As you have probably noticed if you're interested in this stuff, I did two Straw releases in pretty quick succession. First there was Straw 0.25. I was planning on working on it a bit more, but decided that the tree was in a pretty good shape and it was significantly nicer to use than 0.24, so I went ahead and released it. Of course, turned out that I had screwed up a bit so had to do a 0.25.1 later the same day.Anyway, pretty much the same stuff as in 0.24, with the addition of a lot more responsiveness, mostly due to a simple feedparser optimization (I suspected that a subclass of UserDict might be slower than a subclass of dict would be. I underestimated the effect.) Also a well-placed call to handle pending GTK+ events helps a bit, plus some minor optimizations that are probably undetectable. I was going to make Straw use a GTK+ idle handler for networking, but it didn't really work out. It was called way too often, with the result that CPU utilization shot up. I don't quite ...
12:15:35 July 16, 2004, Friday (PDT) Source: Juri Pakaste - The Blog
Straw's character set problems
Oh, and: If you are still experiencing character set troubles (like seeing ** (straw:14064): WARNING **: Invalid UTF8 string passed to pango_layout_set_text()) with Straw 0.24, you should probably try to remove the feed a subscribe to it again. There might be old data in your DB the new version can't do much about.
04:01:32 July 7, 2004, Wednesday (PDT) Source: Juri Pakaste - The Blog
Straw 0.24
Some pretty cool shit here.Subscribe categories to OPML feeds: make Jeff work for you! Create a category, make it subscribed to Planet GNOME's OPML feed, and you'll have an always up-to-date set of GNOME blogs in your aggregator. No support for FOAF blogrolls yet, though. Maybe in the next release.Notification area thingy! If you have unread articles, there's a Straw icon in your notification area that tells you how many unread items you have. And click on it to bring Straw to front and to read those articles.(Mostly) asynchronous subscription process! No longer will the subscribe dialog freeze Straw on you while it's working. Well, not very much at least. And there's less clicking involved, too.No more feed information display in the main window screwing up the layout! Feed link is available in the article header, rest of the stuff in the feed properties dialog.Prettier article view!Overall less brokenness! Hopefully including a lot fewer locale/encoding problems.Get it while it's ...
02:27:37 July 7, 2004, Wednesday (PDT) Source: Juri Pakaste - The Blog
Not quite at GUADEC

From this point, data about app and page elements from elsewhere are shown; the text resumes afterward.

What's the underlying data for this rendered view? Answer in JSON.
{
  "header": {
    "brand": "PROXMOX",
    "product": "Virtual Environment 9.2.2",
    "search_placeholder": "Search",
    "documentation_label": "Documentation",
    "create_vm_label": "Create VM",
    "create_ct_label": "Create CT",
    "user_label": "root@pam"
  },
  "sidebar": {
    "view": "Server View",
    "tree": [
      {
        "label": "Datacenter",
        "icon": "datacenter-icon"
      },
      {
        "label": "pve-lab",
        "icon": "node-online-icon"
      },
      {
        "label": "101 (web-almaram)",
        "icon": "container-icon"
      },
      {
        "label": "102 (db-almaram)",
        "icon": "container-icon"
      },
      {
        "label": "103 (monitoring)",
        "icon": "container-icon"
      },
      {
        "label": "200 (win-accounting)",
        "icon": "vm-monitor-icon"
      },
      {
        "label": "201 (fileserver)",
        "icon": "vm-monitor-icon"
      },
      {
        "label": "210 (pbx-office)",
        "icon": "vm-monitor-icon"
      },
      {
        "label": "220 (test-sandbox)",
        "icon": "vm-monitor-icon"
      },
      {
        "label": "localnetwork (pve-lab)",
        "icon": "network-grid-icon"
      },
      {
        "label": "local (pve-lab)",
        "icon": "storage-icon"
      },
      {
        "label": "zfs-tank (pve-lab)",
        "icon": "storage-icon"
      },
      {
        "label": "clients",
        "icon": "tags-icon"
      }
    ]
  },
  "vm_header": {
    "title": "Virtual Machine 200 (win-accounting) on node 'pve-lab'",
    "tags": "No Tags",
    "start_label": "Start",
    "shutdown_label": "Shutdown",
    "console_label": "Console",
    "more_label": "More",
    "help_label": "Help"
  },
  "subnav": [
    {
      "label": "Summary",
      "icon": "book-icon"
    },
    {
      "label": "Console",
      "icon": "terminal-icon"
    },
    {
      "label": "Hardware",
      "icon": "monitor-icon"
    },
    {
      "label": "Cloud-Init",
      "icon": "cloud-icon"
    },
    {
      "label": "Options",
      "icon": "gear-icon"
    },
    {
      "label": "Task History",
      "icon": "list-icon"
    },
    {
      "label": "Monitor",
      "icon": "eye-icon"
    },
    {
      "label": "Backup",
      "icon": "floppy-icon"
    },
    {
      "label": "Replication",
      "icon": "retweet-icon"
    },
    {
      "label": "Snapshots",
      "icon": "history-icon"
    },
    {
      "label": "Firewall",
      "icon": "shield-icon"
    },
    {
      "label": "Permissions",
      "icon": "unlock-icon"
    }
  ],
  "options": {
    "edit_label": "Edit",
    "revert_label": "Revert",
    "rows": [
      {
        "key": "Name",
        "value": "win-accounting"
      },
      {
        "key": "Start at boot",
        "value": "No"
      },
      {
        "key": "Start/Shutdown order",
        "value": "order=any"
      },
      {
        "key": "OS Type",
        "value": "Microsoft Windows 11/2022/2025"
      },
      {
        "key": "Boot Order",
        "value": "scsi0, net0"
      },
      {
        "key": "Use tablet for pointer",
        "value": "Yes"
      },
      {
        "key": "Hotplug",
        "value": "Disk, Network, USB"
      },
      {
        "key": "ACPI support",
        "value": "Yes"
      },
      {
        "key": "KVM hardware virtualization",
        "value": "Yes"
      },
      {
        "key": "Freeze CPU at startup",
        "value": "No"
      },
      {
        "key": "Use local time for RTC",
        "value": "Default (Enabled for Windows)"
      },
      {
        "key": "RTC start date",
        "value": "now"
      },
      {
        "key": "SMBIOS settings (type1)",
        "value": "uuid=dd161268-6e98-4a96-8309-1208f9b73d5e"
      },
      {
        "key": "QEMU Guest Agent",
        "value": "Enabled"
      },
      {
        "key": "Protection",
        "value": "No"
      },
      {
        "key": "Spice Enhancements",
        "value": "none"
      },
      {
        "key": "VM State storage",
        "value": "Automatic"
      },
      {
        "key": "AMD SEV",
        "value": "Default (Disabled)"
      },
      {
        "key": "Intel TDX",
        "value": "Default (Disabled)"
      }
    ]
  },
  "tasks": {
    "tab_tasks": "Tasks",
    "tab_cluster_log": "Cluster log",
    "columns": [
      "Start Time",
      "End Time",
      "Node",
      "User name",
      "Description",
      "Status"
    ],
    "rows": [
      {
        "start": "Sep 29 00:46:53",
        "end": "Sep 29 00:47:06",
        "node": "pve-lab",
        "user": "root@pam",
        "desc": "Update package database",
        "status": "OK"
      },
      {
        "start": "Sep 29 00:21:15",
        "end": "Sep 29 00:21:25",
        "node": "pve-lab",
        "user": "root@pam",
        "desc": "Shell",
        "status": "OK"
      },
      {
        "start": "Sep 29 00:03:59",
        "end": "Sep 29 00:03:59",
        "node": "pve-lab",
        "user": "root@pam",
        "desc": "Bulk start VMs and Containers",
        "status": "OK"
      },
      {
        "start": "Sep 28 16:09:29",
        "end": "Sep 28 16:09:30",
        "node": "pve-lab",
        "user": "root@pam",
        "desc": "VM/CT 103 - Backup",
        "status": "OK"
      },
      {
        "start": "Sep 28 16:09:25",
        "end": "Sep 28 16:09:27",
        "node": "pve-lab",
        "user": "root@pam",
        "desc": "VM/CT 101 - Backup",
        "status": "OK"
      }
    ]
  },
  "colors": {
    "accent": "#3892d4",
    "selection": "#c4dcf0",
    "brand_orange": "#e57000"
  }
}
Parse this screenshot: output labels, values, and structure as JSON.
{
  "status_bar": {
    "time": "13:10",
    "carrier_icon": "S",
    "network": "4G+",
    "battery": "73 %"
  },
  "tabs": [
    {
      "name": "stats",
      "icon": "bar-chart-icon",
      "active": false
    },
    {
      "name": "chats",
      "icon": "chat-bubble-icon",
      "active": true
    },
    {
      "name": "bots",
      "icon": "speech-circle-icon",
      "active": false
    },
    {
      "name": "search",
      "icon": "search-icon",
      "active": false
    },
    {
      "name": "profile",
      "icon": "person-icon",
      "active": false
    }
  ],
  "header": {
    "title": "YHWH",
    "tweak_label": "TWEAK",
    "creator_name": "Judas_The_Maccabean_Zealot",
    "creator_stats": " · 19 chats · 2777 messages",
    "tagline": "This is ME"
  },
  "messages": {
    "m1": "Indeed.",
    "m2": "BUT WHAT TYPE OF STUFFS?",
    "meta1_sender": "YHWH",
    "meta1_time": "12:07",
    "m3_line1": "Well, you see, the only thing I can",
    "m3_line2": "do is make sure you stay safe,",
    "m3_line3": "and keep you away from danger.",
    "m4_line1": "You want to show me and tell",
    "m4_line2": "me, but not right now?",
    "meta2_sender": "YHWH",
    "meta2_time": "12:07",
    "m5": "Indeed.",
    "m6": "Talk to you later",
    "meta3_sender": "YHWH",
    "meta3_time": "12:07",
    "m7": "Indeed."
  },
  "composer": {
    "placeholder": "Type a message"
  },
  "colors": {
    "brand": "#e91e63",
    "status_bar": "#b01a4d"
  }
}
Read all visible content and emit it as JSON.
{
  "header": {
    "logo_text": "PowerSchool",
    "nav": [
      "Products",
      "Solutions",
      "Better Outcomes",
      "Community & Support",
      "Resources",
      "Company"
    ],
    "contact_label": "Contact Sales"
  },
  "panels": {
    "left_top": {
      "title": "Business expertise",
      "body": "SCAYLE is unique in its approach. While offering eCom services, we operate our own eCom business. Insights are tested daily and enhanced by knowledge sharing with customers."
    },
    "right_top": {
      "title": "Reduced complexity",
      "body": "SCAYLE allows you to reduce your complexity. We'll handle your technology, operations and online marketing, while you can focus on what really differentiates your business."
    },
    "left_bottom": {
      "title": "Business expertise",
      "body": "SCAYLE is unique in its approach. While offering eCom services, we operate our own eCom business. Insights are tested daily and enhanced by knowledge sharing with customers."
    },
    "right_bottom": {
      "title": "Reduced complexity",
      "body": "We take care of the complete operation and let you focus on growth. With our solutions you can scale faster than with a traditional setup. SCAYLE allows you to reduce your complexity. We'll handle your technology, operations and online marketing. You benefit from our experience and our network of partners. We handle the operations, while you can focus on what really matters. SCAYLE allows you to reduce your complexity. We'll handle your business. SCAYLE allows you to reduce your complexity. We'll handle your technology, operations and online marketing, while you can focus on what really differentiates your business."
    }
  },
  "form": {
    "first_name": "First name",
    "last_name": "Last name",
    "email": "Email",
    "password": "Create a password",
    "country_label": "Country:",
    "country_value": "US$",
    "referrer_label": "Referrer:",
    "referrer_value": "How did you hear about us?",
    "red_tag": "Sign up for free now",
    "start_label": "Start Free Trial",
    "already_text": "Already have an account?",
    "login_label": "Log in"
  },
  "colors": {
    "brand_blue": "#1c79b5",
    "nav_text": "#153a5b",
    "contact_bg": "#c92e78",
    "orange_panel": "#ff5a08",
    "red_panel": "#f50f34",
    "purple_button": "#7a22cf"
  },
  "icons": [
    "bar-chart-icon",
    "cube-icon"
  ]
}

I had already decided to once again skip <a href="http://www.guadec.org/">GUADEC</a>, thinking that I couldn't really afford it now. Turns out I'll be almost, but not quite, there after all: work takes me to Oslo on Tuesday the 29th of June and back home the next day. Of course, I'll be spending most of that time in a stuffy meeting room or something. Oh well.
05:55:19 June 19, 2004, Saturday (PDT) Source: Juri Pakaste - The Blog
Hardware & Me
Every time I have to fight with hardware I wonder if I'm not already old enough to just buy something someone else has assembled. Nothing ever fits together quite correctly. Every time I end up applying more force than I'm comfortable with, given how fragile the stuff is. Usually somewhere where I can't quite see.I think the pantless prima donna had the right general idea.What I was doing this time around was installing a new intake fan, in the hopes that would end the predictable crashes my computer suffers from when doing lots of IO, like playing video with audio or reading images from a digital camera. It helped a bit: this time around, totem's time display had reached almost 13 minutes before the it got stuck. Yay. I think the southbridge is broken.
00:15:39 June 12, 2004, Saturday (PDT) Source: Juri Pakaste - The Blog
Images in the HIG
Running imgsizer on my local copy of the HIG made it so much nicer to read. Suddenly, the browser actually lands in the correct place when you click on a link in the table of contents.
12:17:04 June 5, 2004, Saturday (PDT) Source: Juri Pakaste - The Blog